Say how many lines of the listing below include the word "JSON", with no other output.

----------------------------------------

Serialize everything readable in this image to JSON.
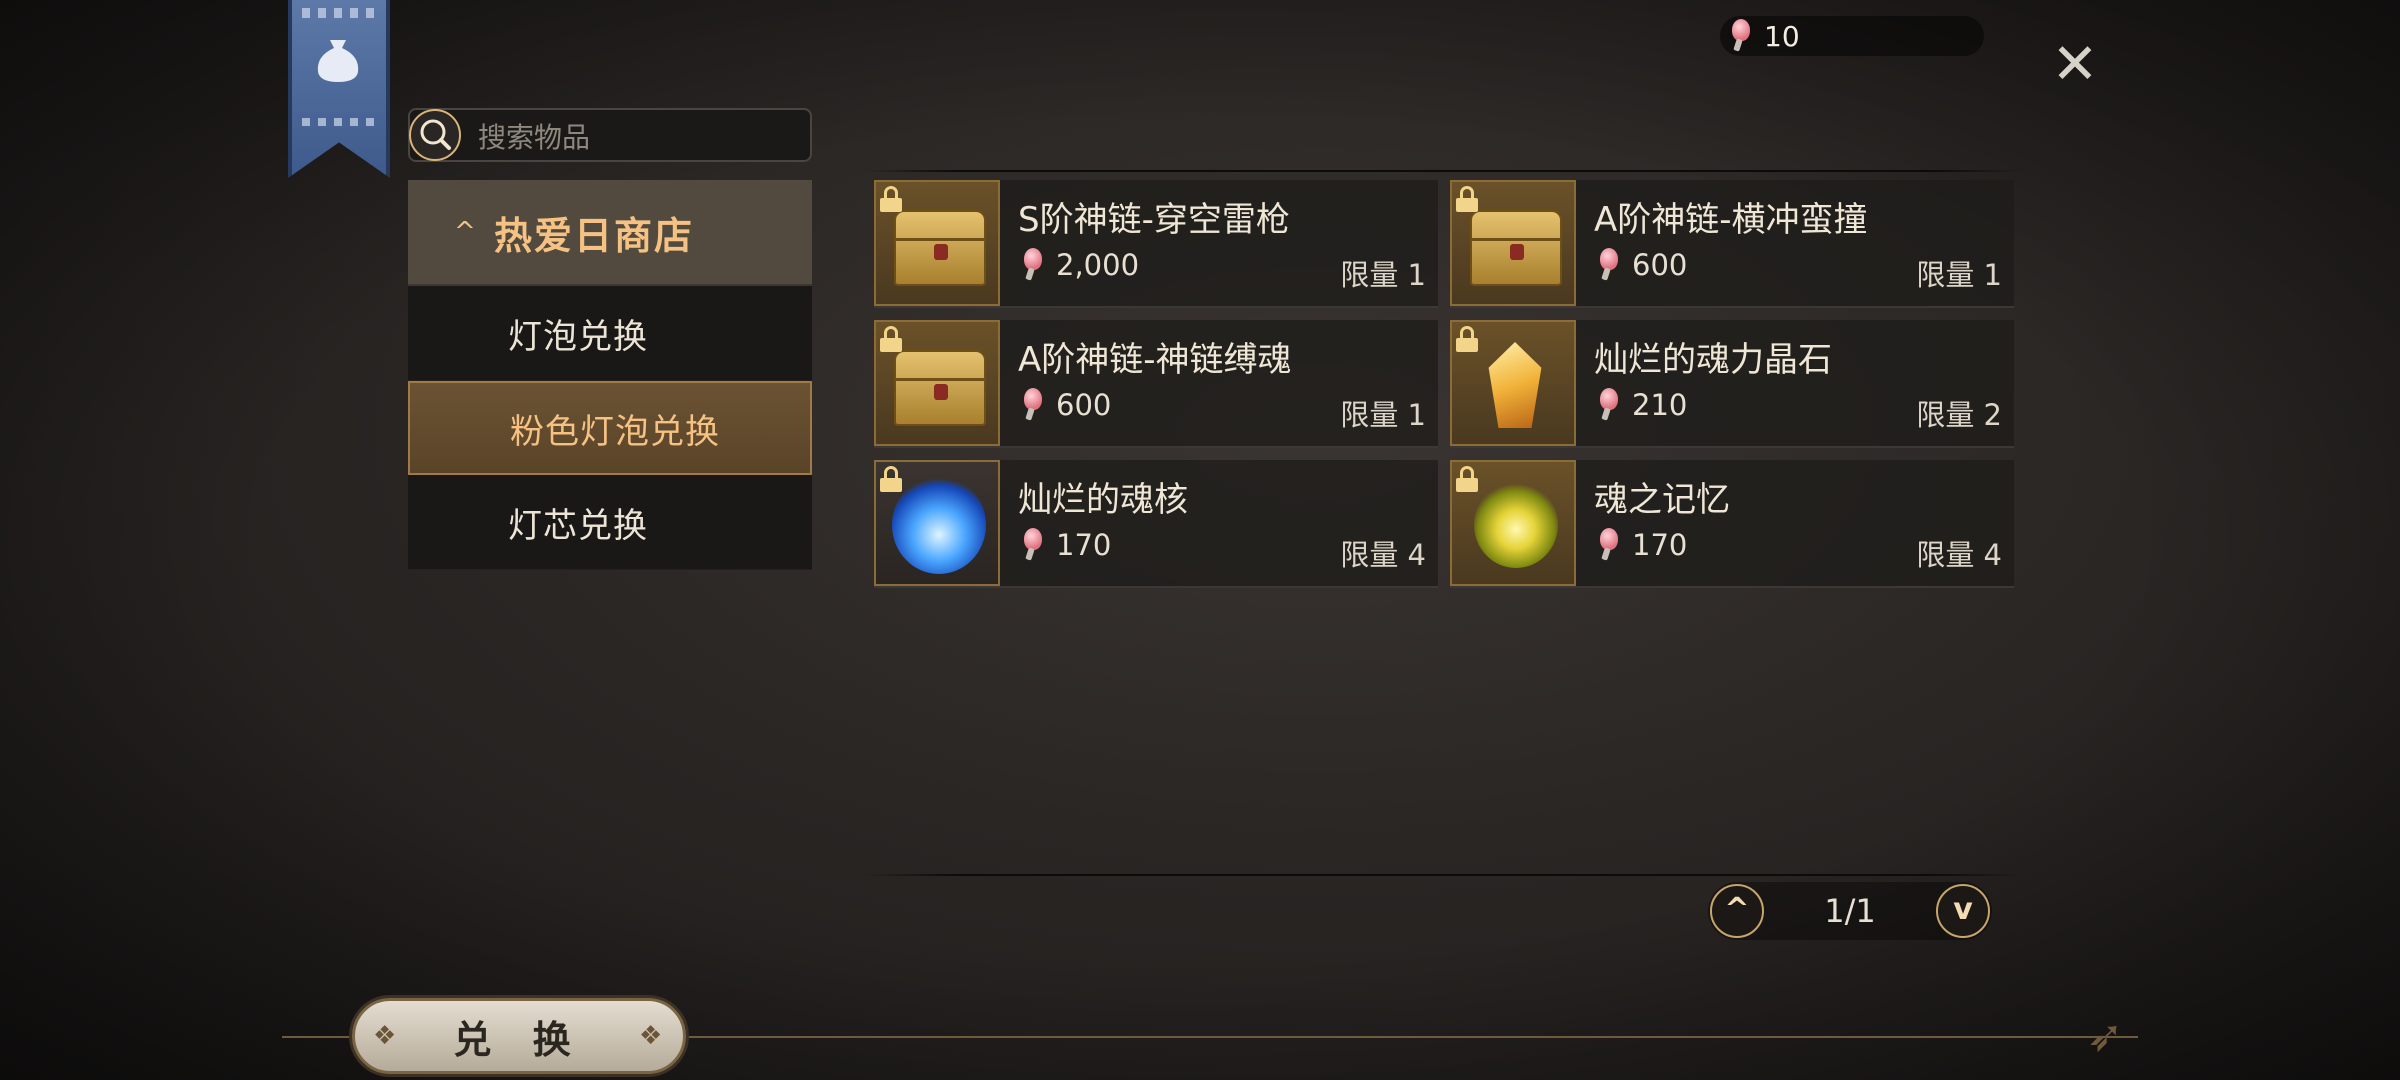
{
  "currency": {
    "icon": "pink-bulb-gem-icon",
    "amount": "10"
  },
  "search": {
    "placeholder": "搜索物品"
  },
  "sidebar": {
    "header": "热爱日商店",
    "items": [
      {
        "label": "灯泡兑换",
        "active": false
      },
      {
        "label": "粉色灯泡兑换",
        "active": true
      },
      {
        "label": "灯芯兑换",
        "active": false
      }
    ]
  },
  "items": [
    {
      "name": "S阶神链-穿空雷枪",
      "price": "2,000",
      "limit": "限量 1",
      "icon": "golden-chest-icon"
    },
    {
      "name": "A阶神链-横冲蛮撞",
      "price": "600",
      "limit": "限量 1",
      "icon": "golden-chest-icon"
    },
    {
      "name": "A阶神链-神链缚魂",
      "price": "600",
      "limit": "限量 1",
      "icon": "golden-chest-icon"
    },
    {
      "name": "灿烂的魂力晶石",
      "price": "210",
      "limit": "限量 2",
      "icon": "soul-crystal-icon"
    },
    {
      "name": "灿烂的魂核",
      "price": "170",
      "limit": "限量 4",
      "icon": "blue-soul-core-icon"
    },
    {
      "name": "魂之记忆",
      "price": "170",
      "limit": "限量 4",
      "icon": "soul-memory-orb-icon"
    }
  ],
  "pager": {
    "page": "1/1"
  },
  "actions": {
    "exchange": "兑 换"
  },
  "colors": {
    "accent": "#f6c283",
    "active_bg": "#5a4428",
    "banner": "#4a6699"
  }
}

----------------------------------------

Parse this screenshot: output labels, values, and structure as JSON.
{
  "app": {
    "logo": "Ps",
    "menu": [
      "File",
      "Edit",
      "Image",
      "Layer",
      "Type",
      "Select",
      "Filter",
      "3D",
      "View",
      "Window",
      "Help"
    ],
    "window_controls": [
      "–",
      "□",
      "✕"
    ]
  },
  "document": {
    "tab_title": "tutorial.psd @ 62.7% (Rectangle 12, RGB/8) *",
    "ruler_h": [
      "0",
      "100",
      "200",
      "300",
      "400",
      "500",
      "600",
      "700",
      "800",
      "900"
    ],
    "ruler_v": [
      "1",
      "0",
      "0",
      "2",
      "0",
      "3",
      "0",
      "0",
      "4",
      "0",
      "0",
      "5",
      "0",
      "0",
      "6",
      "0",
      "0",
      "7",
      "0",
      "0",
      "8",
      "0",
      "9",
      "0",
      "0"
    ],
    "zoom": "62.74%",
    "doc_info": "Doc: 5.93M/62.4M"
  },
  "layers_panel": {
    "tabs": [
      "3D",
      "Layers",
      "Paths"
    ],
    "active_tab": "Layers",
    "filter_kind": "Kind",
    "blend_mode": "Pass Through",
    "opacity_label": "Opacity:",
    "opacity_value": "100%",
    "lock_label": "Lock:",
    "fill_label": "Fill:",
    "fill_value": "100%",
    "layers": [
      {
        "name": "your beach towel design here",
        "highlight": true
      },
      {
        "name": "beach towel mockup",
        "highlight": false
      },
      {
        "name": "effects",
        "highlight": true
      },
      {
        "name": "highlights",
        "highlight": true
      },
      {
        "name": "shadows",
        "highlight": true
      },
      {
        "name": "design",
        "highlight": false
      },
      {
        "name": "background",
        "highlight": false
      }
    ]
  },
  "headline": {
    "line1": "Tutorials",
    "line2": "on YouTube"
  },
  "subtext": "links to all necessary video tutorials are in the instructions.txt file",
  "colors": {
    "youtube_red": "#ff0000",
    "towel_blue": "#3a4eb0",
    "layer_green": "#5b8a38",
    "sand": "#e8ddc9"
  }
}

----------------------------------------

* **Solution to this task**: 2